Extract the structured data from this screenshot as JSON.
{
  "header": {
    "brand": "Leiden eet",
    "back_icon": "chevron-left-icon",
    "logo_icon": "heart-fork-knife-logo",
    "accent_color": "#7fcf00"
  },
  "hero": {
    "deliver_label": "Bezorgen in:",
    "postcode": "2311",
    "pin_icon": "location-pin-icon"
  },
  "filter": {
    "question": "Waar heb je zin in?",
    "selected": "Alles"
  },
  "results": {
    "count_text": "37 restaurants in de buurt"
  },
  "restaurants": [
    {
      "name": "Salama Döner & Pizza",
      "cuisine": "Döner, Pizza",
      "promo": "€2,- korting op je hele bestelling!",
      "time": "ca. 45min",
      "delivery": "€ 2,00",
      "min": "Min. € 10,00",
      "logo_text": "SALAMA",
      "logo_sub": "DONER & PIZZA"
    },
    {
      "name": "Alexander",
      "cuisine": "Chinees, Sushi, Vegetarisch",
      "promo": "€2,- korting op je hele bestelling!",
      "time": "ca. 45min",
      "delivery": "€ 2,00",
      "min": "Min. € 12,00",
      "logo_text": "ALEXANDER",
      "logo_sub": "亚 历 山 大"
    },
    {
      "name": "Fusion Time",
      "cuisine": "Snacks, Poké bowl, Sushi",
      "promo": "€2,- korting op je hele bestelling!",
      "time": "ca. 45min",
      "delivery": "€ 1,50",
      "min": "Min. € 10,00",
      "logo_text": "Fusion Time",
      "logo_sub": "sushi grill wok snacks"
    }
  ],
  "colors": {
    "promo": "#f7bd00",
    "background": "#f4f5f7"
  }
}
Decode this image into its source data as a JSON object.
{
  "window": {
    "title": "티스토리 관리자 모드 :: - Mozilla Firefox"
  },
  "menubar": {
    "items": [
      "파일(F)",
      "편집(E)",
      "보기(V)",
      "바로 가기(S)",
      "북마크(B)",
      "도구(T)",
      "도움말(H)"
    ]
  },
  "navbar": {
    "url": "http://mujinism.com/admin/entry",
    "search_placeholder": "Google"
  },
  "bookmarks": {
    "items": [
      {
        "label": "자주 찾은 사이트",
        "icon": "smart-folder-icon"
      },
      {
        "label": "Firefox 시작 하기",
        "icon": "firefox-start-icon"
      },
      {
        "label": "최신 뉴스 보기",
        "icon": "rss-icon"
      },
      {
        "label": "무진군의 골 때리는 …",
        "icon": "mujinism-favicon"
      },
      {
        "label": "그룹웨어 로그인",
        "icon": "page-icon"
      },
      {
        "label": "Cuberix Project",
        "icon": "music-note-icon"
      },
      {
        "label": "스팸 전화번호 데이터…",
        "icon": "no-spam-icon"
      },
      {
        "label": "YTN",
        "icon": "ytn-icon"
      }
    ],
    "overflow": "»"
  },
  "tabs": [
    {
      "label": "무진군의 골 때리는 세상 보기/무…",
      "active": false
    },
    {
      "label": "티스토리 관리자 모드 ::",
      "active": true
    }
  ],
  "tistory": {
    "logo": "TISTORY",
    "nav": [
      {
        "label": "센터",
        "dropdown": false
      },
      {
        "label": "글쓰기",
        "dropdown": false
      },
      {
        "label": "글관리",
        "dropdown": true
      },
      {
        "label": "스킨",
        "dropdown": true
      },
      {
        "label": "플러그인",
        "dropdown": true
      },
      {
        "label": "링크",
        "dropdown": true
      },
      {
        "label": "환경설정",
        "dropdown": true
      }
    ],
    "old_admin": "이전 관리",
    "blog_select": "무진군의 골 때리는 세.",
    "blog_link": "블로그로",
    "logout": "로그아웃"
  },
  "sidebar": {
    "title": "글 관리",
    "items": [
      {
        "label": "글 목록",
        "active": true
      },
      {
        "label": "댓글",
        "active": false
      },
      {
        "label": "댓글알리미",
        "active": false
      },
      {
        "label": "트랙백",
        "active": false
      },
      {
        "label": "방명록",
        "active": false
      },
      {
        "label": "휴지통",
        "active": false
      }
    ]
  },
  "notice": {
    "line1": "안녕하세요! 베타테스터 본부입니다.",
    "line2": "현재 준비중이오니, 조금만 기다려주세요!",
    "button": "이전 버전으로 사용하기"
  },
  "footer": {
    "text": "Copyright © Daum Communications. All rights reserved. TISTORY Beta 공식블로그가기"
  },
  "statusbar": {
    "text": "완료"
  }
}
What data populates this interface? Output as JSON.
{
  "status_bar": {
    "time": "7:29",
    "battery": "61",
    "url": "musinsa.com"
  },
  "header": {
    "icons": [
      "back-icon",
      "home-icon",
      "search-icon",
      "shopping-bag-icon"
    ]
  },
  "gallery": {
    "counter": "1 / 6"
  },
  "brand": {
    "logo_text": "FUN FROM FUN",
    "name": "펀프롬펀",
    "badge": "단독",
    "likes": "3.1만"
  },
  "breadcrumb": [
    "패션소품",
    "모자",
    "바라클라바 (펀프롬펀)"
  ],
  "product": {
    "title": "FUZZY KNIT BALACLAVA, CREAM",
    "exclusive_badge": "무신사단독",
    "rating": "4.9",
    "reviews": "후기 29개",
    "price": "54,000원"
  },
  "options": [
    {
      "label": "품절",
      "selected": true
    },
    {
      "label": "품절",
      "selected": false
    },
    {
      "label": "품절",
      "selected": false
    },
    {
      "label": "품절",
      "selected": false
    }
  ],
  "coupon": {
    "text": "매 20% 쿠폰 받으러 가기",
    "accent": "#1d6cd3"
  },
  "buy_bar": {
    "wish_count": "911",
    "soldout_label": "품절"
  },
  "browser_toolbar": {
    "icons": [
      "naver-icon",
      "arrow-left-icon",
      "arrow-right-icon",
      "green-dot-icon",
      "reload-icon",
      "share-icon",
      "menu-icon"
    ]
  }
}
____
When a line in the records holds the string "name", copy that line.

      "name": "Salama Döner & Pizza",
      "name": "Alexander",
      "name": "Fusion Time",
    "name": "펀프롬펀",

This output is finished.